### DATA FOR THIS TASK
-=-=-=-=-
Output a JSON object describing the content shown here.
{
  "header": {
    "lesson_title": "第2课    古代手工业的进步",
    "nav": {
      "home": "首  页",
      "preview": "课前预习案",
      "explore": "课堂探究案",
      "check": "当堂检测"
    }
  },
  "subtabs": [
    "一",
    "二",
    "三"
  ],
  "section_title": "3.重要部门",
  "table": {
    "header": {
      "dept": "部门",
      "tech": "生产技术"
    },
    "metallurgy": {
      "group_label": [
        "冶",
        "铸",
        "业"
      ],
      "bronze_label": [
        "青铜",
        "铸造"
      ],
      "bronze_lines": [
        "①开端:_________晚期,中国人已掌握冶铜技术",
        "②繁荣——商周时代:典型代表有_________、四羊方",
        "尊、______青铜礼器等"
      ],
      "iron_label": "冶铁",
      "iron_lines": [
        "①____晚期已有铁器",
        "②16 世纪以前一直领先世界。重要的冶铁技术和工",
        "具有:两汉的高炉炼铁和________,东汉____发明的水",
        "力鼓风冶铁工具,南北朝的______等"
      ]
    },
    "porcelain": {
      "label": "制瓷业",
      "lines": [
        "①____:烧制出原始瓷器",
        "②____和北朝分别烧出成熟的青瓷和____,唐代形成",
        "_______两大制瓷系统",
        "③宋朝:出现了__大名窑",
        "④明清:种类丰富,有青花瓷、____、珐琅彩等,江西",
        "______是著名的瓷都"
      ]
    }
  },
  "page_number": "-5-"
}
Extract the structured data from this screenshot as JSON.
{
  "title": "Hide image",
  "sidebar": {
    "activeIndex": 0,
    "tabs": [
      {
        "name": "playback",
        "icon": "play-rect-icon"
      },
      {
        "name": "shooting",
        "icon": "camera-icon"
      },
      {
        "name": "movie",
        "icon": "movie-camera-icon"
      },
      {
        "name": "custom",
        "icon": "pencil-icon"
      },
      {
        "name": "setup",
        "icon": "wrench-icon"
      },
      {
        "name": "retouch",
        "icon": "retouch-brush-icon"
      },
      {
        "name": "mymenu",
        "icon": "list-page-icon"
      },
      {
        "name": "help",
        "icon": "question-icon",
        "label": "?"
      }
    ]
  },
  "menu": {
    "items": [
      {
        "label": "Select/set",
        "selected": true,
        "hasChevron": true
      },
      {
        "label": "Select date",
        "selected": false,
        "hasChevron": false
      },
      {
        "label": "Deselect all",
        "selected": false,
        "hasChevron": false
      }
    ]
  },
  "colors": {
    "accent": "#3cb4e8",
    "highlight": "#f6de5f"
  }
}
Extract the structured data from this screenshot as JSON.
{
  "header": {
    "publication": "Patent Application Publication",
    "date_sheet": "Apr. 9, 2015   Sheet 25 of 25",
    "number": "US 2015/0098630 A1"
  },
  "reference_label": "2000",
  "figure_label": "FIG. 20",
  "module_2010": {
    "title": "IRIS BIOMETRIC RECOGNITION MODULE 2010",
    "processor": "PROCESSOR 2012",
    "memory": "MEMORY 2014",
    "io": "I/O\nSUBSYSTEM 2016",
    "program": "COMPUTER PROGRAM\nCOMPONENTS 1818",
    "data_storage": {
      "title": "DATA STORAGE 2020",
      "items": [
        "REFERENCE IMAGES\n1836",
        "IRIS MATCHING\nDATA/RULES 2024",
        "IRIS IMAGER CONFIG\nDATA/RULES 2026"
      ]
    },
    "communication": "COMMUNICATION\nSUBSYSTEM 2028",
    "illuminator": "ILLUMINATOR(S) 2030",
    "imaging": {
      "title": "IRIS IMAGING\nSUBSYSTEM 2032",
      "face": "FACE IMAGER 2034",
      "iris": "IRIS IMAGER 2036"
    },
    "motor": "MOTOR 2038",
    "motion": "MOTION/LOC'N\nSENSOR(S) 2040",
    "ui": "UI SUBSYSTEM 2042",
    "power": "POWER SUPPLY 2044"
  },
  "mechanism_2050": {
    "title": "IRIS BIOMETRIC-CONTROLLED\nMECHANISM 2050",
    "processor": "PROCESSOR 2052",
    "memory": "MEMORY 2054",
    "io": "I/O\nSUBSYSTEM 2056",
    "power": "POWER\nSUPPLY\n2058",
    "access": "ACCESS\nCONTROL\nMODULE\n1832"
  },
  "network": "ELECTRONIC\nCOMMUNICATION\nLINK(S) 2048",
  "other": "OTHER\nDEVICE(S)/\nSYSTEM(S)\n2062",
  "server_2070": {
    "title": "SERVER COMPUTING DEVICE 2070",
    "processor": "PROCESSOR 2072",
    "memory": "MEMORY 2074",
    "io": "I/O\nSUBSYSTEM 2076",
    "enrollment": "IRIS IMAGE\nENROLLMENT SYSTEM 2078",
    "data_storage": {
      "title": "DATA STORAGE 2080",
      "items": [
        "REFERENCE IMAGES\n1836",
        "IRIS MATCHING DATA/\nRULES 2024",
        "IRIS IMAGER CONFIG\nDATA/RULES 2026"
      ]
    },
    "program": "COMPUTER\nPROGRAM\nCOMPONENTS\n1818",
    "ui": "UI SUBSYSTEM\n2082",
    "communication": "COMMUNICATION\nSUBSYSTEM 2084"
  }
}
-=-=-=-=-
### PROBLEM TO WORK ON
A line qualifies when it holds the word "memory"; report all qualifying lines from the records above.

### ANSWER TO THIS EXERCISE
    "memory": "MEMORY 2014",
    "memory": "MEMORY 2054",
    "memory": "MEMORY 2074",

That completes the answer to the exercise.